Directions for this task
Where in the data below does the word "label" appear? Copy each line that holds it.

BEGIN

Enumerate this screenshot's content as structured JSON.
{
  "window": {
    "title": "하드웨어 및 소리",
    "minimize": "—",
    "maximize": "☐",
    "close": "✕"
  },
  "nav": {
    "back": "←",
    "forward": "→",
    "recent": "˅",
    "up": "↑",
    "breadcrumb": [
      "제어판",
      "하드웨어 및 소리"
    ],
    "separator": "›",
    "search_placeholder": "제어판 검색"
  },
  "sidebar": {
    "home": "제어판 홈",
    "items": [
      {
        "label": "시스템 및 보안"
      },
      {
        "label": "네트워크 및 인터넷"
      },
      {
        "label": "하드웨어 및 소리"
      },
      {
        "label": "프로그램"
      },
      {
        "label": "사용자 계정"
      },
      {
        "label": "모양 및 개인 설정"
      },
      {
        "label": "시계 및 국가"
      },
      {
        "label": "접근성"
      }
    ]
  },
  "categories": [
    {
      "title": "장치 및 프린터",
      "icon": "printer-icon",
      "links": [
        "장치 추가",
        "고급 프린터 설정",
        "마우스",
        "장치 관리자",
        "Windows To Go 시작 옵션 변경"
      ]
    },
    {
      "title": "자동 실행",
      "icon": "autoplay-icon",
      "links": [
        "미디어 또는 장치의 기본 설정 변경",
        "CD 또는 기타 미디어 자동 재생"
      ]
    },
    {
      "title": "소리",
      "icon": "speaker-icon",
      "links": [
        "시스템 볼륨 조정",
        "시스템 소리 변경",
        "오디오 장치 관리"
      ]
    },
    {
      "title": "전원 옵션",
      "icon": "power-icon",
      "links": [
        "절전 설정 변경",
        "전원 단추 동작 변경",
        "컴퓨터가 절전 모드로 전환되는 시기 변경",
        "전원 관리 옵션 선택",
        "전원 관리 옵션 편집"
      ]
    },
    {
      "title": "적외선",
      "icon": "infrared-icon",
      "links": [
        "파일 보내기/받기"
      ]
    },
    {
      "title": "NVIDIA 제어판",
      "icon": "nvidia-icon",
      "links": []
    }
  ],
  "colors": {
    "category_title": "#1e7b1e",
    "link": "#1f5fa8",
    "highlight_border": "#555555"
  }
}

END

Reply
        "label": "시스템 및 보안"
        "label": "네트워크 및 인터넷"
        "label": "하드웨어 및 소리"
        "label": "프로그램"
        "label": "사용자 계정"
        "label": "모양 및 개인 설정"
        "label": "시계 및 국가"
        "label": "접근성"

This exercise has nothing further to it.